On 9 June 2023 NHS England published an interim service specification which outlines the aims of Gender Incongruence treatment services and the clinical approaches to treatment which should be adopted going forwards. The new guidance states that hormone supressing drugs will no longer routinely be offered to children with gender dysphoria.
In their announcement NHS England state “We have previously made clear, including the draft interim service specification we consulted on, the intention that the NHS will only commission puberty supressing hormones as part of clinical research. This approach follows advice from Dr Hilary Cass’ Independent Review highlighting the significant uncertainties surrounding the use of hormone treatments.”
Per the interim service specification, the service providers are advised to adopt individualised pathways to treatment plans, to be determined in the young person’s best interests. When devising treatment plans young people will receive standardised comprehensive assessments to allow the service to understand the young person’s needs. The treatments will be decided by multidisciplinary teams with expertise in areas including gender incongruence, childhood and adolescent development and mental health, expertise in sex development, and endocrine intervention, and Neurodevelopment disorders including learning disability and autism spectrum conditions.
NHS England have advised that policies governing the prescription of puberty supressing hormone treatments and masculinising and feminising hormones are being prepared. The consultation report notes that the draft interim clinical commissioning policy proposes that puberty supressing hormones (GnRH analogues) are ‘not routinely commissioned’ as there is not enough evidence to support their safety or clinical effectiveness as a routinely available treatment and that they should only be accessed as part of research.
The specification states that “Children, young people and their families are strongly discouraged from sourcing puberty suppressing or gender affirming hormones from unregulated sources.”
In the event that young people attend the service having already started puberty supressing hormones outside of NHS protocols, the service may consider prescribing puberty supressing hormones through NHS protocols if the multidisciplinary team and endocrine clinic believe this is an appropriate harm reduction measure. Baseline investigations would need to take place prior to such a prescription being made.
Should young people attend the service having already started masculising/feminising hormones, the service may continue the prescription through NHS protocols provided particular criteria are met.
NHS England recognise the importance of research and data collection in the future service model. The service will be expected to take part in continuous data collection, reporting and audit to support the NHS in developing a better understanding of the relevant patient cohorts; and for evaluating and enhancing the benefits of the service model; and for building research capabilities to conduct high quality studies across the clinical pathway. NHS England has established a new national Children and Young People’s Gender Dysphoria Research Oversight Board to carry out structured research programmes into areas including epidemiology; prediction; the course of gender querying; and outcomes of psychological treatments to reduce distress.

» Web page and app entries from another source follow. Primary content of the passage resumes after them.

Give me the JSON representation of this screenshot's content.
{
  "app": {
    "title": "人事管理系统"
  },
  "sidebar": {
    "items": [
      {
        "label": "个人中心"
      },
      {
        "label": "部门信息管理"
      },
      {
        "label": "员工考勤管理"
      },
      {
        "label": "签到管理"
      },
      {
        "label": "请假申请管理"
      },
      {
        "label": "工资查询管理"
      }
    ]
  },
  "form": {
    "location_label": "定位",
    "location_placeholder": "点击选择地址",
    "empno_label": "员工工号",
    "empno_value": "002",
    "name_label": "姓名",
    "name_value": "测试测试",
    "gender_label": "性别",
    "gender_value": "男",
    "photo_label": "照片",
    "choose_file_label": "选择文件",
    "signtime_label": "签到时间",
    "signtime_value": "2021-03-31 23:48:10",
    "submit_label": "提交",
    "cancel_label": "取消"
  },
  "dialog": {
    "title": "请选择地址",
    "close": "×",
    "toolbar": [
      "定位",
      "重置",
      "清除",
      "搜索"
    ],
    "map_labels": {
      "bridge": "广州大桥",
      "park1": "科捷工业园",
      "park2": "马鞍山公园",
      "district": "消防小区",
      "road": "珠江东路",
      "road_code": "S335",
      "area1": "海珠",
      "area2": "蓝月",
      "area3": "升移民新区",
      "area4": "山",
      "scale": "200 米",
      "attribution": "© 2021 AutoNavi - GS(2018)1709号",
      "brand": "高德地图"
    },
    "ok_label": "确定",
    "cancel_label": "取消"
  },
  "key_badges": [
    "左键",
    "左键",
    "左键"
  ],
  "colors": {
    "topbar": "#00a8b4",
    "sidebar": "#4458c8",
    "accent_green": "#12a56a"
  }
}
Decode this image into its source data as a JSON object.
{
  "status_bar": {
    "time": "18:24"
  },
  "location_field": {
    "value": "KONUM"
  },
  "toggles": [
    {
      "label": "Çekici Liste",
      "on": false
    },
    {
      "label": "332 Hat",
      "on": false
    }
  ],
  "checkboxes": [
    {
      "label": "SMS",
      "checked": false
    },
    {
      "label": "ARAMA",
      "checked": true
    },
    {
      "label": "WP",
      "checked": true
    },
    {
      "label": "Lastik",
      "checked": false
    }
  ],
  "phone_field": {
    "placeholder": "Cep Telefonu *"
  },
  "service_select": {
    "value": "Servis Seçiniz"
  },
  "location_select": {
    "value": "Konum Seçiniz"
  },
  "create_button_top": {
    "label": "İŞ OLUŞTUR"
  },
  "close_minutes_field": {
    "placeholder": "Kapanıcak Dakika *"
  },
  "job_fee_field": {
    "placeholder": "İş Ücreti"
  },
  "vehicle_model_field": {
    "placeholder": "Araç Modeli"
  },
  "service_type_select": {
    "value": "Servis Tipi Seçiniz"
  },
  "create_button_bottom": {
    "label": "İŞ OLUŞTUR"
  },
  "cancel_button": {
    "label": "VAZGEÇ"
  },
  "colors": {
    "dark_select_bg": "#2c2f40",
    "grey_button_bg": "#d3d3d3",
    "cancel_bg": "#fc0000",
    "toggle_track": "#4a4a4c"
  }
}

The specification makes it clear that providers delivering the service moving forward must be an established specialist tertiary paediatric unit with a strong partnership with mental health services, be an established academic centre with a strong track record of research in children and young people and have robust safeguarding frameworks in place. The specification goes on to say that the clinical management approach should be open to exploring all developmentally and psychosocially appropriate options for children and young people who are experiencing gender incongruence.
The Pogust Goodhead Clinical Negligence Team
We believe the new service specifications are a step in the right direction in ensuring young people experiencing gender incongruence receive the high quality of care and support they are entitled to, and that the treatment pathways for these individuals are supported by clinical research and data.
Pogust Goodhead’s clinical negligence team is experienced in supporting individuals who have received medical care falling below the standards they are entitled to expect. We are currently investigating claims in negligence against various gender dysphoria treatment centres on behalf of individuals who feel let down by the service.
If you, or someone you know, has concerns about the treatment they received at the Tavistock GIDS clinic or another gender dysphoria treatment provider, and would like more information, please get in touch with our legal team via our website, or alternatively by calling +44 (0) 3330 155 900 for a free initial confidential chat.